Each line of the listing below that includes "status" should be reported.
START Dataset excerpts
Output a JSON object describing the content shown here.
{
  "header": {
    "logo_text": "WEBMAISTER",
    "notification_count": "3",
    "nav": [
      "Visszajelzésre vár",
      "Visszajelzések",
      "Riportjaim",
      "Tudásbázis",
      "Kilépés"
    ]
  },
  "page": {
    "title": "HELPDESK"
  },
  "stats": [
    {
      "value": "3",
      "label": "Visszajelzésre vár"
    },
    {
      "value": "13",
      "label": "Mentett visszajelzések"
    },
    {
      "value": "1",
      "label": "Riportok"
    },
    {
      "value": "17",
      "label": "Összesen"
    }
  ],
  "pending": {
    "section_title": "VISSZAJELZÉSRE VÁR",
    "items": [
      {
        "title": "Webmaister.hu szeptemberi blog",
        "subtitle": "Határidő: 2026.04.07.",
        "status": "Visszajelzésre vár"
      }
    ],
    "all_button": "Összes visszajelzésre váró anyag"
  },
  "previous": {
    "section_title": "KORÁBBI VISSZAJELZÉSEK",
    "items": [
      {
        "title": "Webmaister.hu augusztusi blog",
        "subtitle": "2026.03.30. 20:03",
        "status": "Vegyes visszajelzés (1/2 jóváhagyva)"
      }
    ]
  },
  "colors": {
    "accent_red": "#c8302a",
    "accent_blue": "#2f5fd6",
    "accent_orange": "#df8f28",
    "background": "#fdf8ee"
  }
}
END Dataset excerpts
## Written response
        "status": "Visszajelzésre vár"
        "status": "Vegyes visszajelzés (1/2 jóváhagyva)"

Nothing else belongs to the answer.